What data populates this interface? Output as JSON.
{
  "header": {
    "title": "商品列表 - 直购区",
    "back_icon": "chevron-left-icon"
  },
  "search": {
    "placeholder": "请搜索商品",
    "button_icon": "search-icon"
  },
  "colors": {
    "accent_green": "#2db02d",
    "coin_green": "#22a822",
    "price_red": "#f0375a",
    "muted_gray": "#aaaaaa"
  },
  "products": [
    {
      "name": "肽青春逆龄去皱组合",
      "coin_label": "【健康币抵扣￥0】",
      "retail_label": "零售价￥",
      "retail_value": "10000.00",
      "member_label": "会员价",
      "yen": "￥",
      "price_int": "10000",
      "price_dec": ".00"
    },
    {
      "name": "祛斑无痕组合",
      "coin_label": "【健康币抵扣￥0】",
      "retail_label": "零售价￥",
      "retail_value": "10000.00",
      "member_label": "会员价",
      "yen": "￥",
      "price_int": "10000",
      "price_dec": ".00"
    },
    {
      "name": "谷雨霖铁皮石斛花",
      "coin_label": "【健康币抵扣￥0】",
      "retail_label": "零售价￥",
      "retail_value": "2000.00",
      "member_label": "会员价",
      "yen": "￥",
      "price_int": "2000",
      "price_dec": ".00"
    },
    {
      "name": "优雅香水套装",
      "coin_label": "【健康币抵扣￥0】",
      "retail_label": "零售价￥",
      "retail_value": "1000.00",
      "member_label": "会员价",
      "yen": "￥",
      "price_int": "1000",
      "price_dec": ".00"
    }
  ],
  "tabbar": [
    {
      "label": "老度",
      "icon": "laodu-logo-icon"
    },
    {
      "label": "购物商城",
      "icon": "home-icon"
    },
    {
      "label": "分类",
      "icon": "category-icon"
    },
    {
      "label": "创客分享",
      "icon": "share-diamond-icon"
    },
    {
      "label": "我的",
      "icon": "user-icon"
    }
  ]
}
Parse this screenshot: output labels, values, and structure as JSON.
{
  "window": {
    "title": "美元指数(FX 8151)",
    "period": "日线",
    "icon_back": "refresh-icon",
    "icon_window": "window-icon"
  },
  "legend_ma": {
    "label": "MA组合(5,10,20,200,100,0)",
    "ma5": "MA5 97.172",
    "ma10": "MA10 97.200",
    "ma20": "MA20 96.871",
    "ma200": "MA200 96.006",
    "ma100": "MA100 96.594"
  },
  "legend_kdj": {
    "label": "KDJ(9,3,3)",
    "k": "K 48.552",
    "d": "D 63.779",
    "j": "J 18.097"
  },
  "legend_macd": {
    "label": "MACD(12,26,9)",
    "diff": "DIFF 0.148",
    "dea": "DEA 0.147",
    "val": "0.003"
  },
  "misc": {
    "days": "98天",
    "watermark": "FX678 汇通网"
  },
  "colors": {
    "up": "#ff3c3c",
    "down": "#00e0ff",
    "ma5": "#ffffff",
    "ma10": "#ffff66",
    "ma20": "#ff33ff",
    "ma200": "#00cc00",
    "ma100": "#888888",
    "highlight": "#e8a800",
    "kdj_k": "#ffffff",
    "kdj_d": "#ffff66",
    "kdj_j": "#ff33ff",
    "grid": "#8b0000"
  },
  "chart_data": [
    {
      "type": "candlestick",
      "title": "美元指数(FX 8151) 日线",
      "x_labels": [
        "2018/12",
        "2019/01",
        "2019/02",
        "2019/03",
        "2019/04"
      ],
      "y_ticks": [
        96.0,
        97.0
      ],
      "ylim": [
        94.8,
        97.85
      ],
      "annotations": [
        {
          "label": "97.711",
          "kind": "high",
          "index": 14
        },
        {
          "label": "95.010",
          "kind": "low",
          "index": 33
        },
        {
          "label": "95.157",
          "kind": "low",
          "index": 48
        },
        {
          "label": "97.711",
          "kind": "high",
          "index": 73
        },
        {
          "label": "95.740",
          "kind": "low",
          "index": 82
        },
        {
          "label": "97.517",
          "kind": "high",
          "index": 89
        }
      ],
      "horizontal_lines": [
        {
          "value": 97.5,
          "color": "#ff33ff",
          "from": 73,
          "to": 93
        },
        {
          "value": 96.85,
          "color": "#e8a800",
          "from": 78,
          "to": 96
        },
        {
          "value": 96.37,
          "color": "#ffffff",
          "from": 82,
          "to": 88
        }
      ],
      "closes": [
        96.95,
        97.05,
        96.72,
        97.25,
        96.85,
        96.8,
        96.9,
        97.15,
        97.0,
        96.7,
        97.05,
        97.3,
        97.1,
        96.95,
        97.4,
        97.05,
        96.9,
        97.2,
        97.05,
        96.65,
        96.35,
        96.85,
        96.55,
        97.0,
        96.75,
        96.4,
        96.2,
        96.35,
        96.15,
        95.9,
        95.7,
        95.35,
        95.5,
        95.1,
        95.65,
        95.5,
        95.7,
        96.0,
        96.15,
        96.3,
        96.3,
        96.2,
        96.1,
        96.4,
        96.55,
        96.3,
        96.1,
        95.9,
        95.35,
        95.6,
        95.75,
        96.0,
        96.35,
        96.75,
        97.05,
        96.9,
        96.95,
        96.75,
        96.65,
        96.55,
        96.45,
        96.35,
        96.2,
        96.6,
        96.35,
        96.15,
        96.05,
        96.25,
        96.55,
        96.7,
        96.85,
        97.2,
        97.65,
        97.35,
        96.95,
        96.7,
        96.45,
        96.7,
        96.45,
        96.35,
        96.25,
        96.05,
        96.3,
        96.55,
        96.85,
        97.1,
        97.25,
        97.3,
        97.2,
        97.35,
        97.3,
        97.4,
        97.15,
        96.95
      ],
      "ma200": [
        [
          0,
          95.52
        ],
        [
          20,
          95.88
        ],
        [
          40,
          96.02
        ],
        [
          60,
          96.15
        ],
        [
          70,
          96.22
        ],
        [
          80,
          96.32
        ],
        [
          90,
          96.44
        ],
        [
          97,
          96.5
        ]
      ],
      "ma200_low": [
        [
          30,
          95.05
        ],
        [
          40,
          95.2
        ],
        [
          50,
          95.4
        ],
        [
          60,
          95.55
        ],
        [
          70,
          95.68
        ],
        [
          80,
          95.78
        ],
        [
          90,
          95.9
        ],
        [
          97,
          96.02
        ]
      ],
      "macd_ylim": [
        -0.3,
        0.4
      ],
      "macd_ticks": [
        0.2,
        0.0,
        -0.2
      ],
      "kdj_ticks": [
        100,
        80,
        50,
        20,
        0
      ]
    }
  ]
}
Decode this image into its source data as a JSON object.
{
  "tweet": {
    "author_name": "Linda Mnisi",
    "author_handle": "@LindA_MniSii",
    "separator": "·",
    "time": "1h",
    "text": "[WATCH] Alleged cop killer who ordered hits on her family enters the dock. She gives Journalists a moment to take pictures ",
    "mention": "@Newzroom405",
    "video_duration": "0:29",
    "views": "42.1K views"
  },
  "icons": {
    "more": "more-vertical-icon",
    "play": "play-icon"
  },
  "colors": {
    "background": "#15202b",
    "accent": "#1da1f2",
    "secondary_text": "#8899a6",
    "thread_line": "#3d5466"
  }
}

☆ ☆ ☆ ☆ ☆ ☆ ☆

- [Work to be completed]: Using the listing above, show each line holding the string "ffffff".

- [Written solution]:
    "ma5": "#ffffff",
    "kdj_k": "#ffffff",
          "color": "#ffffff",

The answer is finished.